### THE RECORDS
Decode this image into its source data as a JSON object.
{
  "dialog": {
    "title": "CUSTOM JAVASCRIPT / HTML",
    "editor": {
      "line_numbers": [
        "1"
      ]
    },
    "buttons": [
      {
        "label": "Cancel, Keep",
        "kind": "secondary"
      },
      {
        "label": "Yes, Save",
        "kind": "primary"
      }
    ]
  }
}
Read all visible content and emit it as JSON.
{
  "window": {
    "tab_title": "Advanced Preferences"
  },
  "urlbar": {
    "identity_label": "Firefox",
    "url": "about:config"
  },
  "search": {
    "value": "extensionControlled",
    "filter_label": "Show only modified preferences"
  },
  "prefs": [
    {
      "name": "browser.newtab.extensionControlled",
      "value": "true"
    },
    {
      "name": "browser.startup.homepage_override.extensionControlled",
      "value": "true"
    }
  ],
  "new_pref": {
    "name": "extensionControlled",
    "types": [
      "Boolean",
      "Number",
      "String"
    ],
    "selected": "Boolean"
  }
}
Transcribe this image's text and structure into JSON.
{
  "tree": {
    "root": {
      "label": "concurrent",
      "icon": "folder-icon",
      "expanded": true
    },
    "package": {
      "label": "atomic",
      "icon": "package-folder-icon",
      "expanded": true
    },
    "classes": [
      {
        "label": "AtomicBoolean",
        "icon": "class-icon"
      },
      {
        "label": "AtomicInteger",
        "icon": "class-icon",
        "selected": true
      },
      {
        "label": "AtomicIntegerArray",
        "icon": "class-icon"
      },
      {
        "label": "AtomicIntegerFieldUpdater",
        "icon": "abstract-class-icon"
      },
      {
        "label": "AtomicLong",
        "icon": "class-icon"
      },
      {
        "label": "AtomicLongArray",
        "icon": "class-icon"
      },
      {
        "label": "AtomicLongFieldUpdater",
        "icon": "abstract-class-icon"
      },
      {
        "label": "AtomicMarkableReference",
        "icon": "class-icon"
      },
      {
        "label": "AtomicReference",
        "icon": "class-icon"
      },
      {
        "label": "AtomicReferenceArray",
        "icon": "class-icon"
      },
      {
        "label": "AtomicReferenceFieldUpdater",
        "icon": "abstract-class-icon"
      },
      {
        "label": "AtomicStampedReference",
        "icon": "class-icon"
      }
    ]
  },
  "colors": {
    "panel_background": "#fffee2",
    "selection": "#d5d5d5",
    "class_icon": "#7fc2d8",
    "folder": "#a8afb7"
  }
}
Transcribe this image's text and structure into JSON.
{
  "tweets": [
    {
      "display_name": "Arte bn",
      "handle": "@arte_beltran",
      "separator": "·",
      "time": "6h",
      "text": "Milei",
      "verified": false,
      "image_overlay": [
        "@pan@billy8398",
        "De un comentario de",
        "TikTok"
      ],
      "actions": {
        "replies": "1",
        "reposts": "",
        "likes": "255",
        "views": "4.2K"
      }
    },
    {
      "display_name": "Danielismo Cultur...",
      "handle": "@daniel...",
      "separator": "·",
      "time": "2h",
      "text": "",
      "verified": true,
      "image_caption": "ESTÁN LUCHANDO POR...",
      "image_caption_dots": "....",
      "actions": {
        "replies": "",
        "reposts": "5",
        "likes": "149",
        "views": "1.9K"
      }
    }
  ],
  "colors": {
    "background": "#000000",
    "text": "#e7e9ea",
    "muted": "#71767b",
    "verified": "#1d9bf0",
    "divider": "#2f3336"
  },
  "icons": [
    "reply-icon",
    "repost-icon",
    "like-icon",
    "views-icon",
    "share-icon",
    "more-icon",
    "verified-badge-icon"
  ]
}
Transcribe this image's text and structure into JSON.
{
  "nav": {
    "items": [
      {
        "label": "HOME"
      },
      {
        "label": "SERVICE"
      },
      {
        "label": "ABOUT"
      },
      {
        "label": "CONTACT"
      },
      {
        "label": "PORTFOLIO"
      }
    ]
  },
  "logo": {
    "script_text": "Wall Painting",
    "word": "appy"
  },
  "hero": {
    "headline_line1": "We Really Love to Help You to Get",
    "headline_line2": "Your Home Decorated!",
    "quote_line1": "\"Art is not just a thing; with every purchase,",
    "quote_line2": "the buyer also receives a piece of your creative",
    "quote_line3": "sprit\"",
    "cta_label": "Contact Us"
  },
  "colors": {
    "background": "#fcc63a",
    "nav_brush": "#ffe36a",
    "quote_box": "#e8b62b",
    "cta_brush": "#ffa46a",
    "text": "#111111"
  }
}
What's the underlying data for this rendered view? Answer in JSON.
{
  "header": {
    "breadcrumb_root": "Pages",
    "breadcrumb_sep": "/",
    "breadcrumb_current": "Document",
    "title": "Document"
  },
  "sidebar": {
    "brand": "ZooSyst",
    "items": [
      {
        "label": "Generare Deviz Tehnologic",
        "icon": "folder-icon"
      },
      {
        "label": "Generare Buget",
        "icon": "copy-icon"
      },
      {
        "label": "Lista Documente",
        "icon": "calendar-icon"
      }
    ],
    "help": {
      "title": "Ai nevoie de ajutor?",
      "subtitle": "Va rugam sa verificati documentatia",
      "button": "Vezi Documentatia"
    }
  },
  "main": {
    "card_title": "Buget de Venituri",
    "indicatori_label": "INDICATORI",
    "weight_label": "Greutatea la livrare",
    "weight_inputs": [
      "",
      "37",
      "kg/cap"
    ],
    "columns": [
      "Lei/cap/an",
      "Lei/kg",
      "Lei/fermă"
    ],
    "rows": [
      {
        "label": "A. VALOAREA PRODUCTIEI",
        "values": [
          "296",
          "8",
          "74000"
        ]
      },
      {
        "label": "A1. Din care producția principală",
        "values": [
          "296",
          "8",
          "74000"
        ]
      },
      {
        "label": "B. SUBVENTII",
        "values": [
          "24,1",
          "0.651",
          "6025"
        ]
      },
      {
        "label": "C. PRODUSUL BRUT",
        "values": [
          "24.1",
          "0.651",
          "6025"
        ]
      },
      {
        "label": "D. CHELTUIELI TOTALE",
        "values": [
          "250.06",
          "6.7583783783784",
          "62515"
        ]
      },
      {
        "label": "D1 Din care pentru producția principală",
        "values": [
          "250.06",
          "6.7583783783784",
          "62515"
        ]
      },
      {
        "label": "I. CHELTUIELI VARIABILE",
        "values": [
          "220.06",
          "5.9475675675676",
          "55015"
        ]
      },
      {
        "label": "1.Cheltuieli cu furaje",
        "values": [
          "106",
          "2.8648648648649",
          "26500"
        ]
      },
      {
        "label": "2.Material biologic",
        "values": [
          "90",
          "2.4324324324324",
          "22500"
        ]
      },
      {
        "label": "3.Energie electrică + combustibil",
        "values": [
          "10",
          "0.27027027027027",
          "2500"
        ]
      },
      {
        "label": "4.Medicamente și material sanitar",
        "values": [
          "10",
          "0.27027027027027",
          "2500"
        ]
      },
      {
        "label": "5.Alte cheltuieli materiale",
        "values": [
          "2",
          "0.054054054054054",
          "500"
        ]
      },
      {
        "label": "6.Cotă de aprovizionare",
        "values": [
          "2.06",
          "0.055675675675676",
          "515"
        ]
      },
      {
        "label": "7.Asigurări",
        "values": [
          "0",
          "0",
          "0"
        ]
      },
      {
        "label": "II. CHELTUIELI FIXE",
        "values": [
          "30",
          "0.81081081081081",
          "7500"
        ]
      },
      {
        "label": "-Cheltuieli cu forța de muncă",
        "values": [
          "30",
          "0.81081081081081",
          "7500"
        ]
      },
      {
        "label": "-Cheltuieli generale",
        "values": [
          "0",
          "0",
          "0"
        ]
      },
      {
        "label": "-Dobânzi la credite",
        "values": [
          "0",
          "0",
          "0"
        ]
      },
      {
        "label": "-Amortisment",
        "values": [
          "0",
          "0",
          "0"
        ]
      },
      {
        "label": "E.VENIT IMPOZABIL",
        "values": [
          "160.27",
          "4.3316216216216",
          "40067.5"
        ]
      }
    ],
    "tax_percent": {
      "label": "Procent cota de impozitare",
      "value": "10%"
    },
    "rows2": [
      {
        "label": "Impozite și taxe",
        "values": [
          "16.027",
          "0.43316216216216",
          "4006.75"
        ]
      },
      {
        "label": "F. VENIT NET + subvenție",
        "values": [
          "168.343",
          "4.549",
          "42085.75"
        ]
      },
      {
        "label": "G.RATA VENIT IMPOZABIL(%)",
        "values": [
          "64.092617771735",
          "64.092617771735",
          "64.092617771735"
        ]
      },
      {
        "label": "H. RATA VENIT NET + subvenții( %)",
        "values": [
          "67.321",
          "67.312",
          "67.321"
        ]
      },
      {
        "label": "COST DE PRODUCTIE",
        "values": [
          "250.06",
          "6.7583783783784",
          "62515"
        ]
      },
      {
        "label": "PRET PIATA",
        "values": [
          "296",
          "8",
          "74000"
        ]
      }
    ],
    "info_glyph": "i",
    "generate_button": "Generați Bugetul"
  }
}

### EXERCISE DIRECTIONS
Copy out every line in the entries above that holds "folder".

### SOLUTION TO THE EXERCISE
      "icon": "folder-icon",
      "icon": "package-folder-icon",
    "folder": "#a8afb7"
        "icon": "folder-icon"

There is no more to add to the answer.